At my company we are very protective of our source code. We have satisfied our paranoia by setting up a development LAN that we air-gap off from the Internet and the rest of our company networks. Within the development network, we have a few secured machines (the source control server, the build server, the domain controller), and all source is required to be kept either encrypted or in a locked room. Being able to explain such a simple security policy to our customers has been a competitive advantage for us, but as our company grows the costs of maintaining this network have also become greater. To deal with the pain over the last year, we have stepped away from our strict air-gap policy by allowing two-factor-authenticated RDP-only VPN access to the network.
However, the lack of connectivity between our development network and the rest of our corporate network continues to be a serious impediment to cooperation between teams that work inside the network and teams that work outside the network. We’d like to consider dramatic reform of our network architecture, but we’re not sure what industry best practices are for securing source code. What we might consider would be:
- Connect our development network to the rest of our corporate network, and allow unrestricted communication between any two hosts on this network. Also allow relatively unrestricted outbound connections to the Internet.
- Allow full VPN access to the corporate network for remote employees.
- Carve out a separate “test sandbox” network that wouldn’t hold source code, wouldn’t be patched, and would only allow inbound connections from the rest of the corporate network.

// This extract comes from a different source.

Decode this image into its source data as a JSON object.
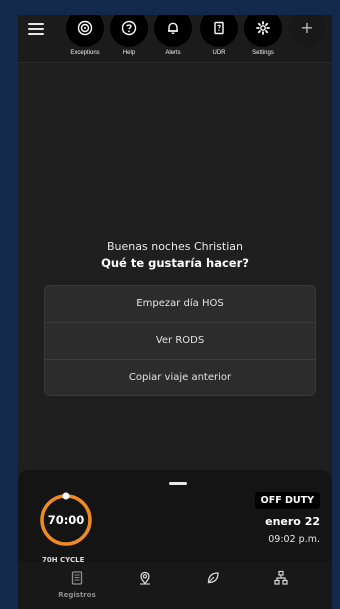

- Require that development machines be managed with the assumption of hostile network traffic: require up-to-date patch levels, don’t allow unauthenticated remote debugging, set strong passwords, etc.
- Continue to require that all code at rest either stay in a locked room (for old platforms that don’t have a satisfactory encryption solution) or be encrypted
- Continue to require that all developers with access to the code sign appropriate documents stating that they will not remove any code from the network
Would this be considered a satisfactory security policy at major software development organizations you have worked for? What other practices do software development organizations follow to protect their source? For example, are intrusion detection systems a common part of source security?
The "how do we secure our source code?" question is closely related to ours, but we are more concerned about the network architecture than the employee policy or the backup strategy.